At first, in the 1960s and the 1970s, it wasn’t an argument between the right wing and the left wing, but rather within the left wing. It was groups and individuals, most of them with no political power, coming out against the left-wing establishment — the Labor Alignment (Ma’arach) government. Yitzhak Ben-Aharon came out against his own party, Ahdut HaAvoda, with Tabenkin, Galili and Allon. He called the territories “hissing coals” and predicted that IDF troops would become “prison guards” in the not-too-distant future. Lova Eliav wrote Land of the Heart and left Mapai. Young members of Mapam came out to oppose their leaders, Meir Yaari and Ya’akov Hazan, who saw Gush Emunim as “new pioneers.”
At rallies in Jerusalem, Tel Aviv and in the territories, the number of police officers and Border Police soldiers surpassed the number of demonstrators. Some police officers, not caring what they did, beat demonstrators. “There’s nothing to be done for broken ribs,” a physician told me one winter night in the emergency room at Ichilov Hospital, after a police officer struck me with his club at a demonstration against the government’s policy at the Rafiah crossing.
I’m not nostalgic for those years. Support for “the legitimate rights of the Palestinian people” and opposition to the settlements and “Greater Israel” aroused hatred and hostility among many. I have no yearning for those times, or for my dismissal from the newspaper Al Hamishmar for “over-leftism.” But when I remember how Professors Jacob Talmon, Yehoshua Arieli and Yehoshua Bar-Hillel, the founders of the Movement for Peace and Security, criticized the rejection of every peace initiative by Golda Meir’s government, or the wall of cynicism of Moshe Dayan, Yisrael Galili and Peres, who supported Gush Emunim, or when I leaf through the pages of The Yellow Wind by David Grossman, I see once more how the blessing of victory in the Six Day War turned into the curse of occupation, and know that we did what we had to do.
“Even occupiers who went much farther in oppression, far beyond where Moshe Dayan is willing to go, sat in most places on thorns and scorpions until they were uprooted. Not to mention the total moral destruction that long occupation causes the occupier,” wrote Amos Oz. His essay was published in the newspaper Davar in August 1967. If I am not mistaken, he was the first to speak about the historic victory, while leaving no doubt as to what would happen if we became an occupying nation in our own land.
The left wing’s struggle for the division of the land and against the occupation was worthy and even necessary.
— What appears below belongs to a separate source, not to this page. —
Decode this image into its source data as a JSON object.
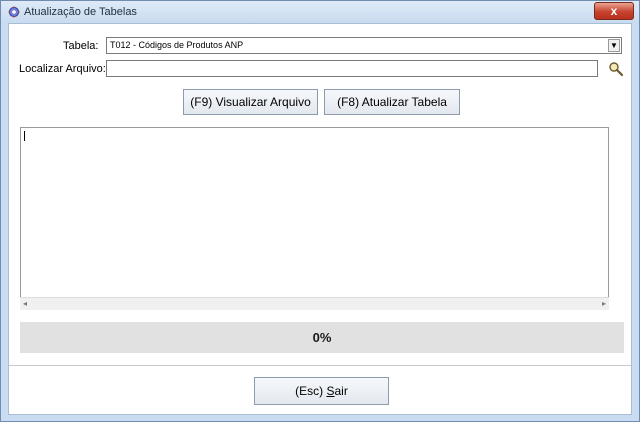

It had its accomplishments, but reality “accomplished” more. The first Lebanon war, the two intifadas, and Palestinian and Jewish terrorism made it clear to most Israelis that the division of the country was inevitable.
Two states — that is the work we must complete. And it will be possible only on the basis of the 1967 borders. If we had done it 40 years ago, maybe there would have been another way. Today, there is no other way anymore.